What’s more, while energy shots and drinks are reaching customers ages 18-34, only 17% of 35-44 year olds consumer them, and even fewer 55-64 year olds. Because energy drinks are a higher priced product in a still difficult economy, manufacturers need to increase product appeal to expand their customer base, Goel Lal noted. “Energy drinks have this ‘not so good for you’ tag attached because they have high amounts of caffeine and sugar, so if they can address that issue people might be more interested,” she added. “Also, because they have so much caffeine, I don’t think consumers drink them with the same frequency as they drink soda. That is also growth prohibitive.”
Finding space in c-store coolers are anti-energy drinks. According a 2010 study by Mintel polling functional beverage consumers’ attitudes toward relaxation beverages about 40-50% of respondents said they are looking for some kind of relaxation option.
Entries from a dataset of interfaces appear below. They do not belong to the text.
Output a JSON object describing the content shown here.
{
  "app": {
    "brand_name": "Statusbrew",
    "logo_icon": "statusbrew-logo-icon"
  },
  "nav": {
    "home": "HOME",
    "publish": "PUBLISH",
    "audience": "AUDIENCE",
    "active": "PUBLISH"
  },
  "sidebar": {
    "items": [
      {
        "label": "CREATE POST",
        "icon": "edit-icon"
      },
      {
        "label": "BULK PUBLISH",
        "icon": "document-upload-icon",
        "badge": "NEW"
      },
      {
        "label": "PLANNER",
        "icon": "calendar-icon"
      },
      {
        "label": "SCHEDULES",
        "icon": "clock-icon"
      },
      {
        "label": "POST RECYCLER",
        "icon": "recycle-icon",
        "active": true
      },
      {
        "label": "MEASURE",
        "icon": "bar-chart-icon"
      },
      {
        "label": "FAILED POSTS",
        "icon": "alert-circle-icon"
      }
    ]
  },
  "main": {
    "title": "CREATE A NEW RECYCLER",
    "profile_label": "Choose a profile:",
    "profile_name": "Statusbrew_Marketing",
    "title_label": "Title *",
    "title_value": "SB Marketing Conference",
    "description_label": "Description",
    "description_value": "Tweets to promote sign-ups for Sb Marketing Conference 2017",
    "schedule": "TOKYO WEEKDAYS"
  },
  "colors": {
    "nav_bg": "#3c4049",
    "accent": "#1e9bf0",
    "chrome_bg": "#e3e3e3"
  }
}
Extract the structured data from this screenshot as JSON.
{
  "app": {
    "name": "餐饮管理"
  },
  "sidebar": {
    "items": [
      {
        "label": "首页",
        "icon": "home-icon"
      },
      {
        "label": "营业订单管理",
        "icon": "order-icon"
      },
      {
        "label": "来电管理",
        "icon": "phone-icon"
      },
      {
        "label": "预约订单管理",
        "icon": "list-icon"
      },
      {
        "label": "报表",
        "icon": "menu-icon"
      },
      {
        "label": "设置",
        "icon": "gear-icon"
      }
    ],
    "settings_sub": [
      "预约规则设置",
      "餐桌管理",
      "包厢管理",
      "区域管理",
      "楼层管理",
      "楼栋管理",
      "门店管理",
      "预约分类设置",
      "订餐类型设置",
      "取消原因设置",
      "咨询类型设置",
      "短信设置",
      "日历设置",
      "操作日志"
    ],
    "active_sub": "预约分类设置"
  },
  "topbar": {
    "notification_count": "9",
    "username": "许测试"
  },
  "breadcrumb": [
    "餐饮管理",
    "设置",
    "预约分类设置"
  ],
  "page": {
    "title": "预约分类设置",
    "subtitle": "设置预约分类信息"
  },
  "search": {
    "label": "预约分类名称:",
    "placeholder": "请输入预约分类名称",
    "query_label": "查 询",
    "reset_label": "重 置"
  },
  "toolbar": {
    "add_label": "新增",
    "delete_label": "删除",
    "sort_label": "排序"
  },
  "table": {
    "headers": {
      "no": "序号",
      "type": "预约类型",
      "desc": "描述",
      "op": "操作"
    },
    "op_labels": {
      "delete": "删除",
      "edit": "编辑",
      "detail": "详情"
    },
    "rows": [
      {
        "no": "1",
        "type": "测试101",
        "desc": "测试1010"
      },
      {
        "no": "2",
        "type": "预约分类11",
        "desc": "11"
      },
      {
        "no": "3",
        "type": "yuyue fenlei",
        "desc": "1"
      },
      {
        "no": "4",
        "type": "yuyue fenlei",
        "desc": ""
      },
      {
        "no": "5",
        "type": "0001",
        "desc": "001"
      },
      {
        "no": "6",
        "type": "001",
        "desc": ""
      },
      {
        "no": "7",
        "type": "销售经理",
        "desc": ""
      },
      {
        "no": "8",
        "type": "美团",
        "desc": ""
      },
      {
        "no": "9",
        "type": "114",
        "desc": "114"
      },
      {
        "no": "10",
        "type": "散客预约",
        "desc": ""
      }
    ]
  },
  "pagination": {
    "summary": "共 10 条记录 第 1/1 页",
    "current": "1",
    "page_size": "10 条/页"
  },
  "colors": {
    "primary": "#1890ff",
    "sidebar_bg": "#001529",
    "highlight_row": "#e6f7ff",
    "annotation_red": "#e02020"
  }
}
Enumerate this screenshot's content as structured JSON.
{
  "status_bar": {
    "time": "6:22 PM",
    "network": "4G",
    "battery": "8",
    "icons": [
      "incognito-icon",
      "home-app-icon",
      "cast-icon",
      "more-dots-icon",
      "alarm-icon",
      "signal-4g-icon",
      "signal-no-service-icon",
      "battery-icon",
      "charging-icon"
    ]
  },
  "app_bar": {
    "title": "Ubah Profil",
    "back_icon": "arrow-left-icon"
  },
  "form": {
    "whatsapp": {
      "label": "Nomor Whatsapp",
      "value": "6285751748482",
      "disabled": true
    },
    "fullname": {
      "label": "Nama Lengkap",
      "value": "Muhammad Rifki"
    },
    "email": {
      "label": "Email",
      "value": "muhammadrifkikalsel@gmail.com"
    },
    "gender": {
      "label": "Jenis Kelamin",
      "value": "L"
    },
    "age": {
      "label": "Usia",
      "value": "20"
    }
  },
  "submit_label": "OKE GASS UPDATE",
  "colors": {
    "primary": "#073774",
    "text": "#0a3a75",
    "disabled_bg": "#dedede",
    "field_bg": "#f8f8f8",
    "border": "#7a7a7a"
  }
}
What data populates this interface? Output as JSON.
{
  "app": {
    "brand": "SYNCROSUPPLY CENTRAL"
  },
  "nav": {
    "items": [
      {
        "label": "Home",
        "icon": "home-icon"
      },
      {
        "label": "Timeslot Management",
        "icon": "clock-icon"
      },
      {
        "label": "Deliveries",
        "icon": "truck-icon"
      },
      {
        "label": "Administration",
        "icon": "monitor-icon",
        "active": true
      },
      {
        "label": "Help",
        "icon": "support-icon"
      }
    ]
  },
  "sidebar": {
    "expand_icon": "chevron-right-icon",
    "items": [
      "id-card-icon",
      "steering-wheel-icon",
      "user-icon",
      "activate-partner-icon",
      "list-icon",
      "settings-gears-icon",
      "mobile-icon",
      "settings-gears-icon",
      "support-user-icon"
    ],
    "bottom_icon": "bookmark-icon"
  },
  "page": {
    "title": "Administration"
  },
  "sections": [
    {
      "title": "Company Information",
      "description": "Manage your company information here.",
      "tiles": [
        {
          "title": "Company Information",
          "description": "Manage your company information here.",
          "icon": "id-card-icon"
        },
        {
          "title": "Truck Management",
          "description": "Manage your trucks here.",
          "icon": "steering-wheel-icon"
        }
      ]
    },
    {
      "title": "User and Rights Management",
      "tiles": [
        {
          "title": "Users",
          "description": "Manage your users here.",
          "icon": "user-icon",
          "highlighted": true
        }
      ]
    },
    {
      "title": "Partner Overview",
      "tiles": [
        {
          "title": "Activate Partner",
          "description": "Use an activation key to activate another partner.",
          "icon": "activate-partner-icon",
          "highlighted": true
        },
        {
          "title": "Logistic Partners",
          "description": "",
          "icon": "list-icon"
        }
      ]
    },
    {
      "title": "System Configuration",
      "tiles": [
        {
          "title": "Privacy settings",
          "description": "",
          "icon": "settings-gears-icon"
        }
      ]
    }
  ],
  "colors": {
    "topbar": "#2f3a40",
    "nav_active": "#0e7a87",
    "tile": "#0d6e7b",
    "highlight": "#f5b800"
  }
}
But Goel Lal noted it is unclear if relaxation beverage interest is affecting energy drinks. “Their sales are still very small and few brands offer a functional benefit,” she said.
EZ Energy offers relaxation shots at a few of its locations and plans to add AriZona’s Rescue Water in its upcoming beverage sets, which has a variety called Relax. Davis noted it is too early to tell whether relaxation drinks are getting customers’ attention.
TravelCenters’ Matthews has been following the trend, but has not yet ventured into the relaxation arena. “There is a lot of push on it now, but I’m not sure if it fits our customer base,” he said. “We’re the travel public, so I’m not sure (highway drivers) are looking for relaxation drinks.”
Having just completed the ampm resets for the summer, EZ Energy included a new caffeinated water brand called Avitae, which Davis hopes will further attract customers looking for a jolt without the calories and sugar. For customers demanding an all-natural boost the company added the holistic beverage Adina, which offers consumers power through herbal and superfruit ingredients.
To get customers to sample the new selections, the chain offers coupons, including two-fer promotions. “We are doing a two-fer promotion where you can get two 8.3-ounce Red Bulls for $3, and for the Avitae we offer 50-cent off coupons,” Davis said.
Some people argue energy drinks are really the new soft drinks for a new generation so there is no reason why they can’t expand into all kinds of other directions just like soft drinks have different favors and caffeine profiles, said Gerry Khermouch, editor of Beverage Business Insights. The difference, he noted, is the energy category welcomes such experimentation more so than the cola sector where the majority of new variations tend to fizzle.
By contrast, when Monster branched off with its Java Monster, it created a $100 million sub category, prompting Pepsi and Starbucks to compete with Double Shot, which is pulling in strong sales, according to Mintel.
“A lot of people have been trying to write the obituary of energy drinks, and I think that’s anything but the truth. Despite the recession the category pretty much held its own—you can’t say that for any other beverage category except maybe iced tea, which to me proves it’s a very durable category with a lot of life left in it, Khermouch concluded.